"Digital Watch" installation by Jim Campbell, shot by photographer Michael Cuffe as displayed currently on the second floor of SFMOMA (San Francisco Museum of Modern Art)
American (Chicago, Illinois, 1956)
video installation | monitor, two video cameras, and custom electronics
Digital Watch uses video, electronics, and a watch to explore how communications media influence our perception of time.
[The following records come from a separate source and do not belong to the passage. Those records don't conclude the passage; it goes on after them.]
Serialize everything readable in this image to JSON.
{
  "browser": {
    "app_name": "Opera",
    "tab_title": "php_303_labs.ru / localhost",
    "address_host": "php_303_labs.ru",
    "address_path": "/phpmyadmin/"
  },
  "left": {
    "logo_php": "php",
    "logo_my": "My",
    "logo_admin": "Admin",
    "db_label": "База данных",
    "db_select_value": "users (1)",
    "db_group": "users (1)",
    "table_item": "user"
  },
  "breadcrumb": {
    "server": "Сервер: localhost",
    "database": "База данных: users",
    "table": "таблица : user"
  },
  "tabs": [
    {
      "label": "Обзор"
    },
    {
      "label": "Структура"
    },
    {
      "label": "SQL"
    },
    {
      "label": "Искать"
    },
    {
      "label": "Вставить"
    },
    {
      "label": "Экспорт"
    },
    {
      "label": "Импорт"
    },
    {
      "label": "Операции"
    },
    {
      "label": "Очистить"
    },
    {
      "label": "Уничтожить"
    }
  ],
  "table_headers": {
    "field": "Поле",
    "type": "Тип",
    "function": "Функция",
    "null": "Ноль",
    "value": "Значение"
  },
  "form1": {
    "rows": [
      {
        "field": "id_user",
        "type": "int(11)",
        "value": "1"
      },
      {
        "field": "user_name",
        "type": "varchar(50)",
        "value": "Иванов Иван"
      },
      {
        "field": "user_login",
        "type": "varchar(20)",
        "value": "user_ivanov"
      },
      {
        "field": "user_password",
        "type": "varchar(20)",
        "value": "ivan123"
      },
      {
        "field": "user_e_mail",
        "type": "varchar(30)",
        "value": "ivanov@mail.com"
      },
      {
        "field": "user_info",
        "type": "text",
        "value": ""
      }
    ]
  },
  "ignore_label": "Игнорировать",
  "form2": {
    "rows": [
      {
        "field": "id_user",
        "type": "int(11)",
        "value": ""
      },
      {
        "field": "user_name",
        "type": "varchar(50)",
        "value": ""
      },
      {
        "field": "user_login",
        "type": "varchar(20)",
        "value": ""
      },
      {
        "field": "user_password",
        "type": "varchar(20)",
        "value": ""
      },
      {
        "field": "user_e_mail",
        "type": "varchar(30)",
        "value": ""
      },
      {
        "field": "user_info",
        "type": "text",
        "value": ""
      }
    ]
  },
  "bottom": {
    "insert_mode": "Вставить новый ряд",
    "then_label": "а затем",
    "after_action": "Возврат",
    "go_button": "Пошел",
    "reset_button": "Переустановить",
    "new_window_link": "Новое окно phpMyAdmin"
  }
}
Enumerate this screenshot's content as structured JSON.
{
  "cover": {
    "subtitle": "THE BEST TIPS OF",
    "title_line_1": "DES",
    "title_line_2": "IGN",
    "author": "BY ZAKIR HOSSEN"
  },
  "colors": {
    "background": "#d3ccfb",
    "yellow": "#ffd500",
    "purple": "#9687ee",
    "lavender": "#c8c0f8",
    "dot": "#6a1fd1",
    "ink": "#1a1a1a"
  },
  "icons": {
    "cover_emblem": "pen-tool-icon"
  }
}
Two video cameras are positioned within a gallery: one is trained on an analog pocket watch on display, while the other records visitors’ behavior in the space. The two continuous feeds are fused electronically into a single, beguiling video presented on a large monitor. The round face of the watch occupies most of the rectangular field, while moving images of the visitors fill the marginal spaces around it.
Meanwhile, the use of a digital frame delay in tandem with the real-time video creates a series of still images of the visitors, which pass through a five-second delay before they momentarily appear in the circular field of the watch’s dial. The pacing of the flickering still images is synchronized with the ticking of the watch’s second hand. The juxtaposition underscores the cognitive dissonance between the retrievable, non-linear nature of digital time and the relentless forward motion of its analog counterpart.
"Lingering with Lichtenstein" by photographer Michael Cuffe
Rouen Cathedral Set V by Roy Lichtenstein
painting | oil and Magna on canvas
These paintings can be seen at SFMOMA (San Francisco Museum of Modern Art) on the second floor.
More info on the work:
63 5/8 in. x 141 7/8 in. x 1 3/4 in. (161.61 cm x 360.36 cm x 4.45 cm)
Gift of Harry W. and Mary Margaret Anderson
© Estate of Roy Lichtenstein
San Francisco Museum of Modern Art
"Rothko Couple" by photographer Michael Cuffe
This painting can be seen at SFMOMA (San Francisco Museum of Modern Art) on the second floor.
American, born Latvia (Dvinsk, [now Daugavpils], Latvia, 1903 - 1970, New York City, New York)
No. 14, 1960
painting | oil on canvas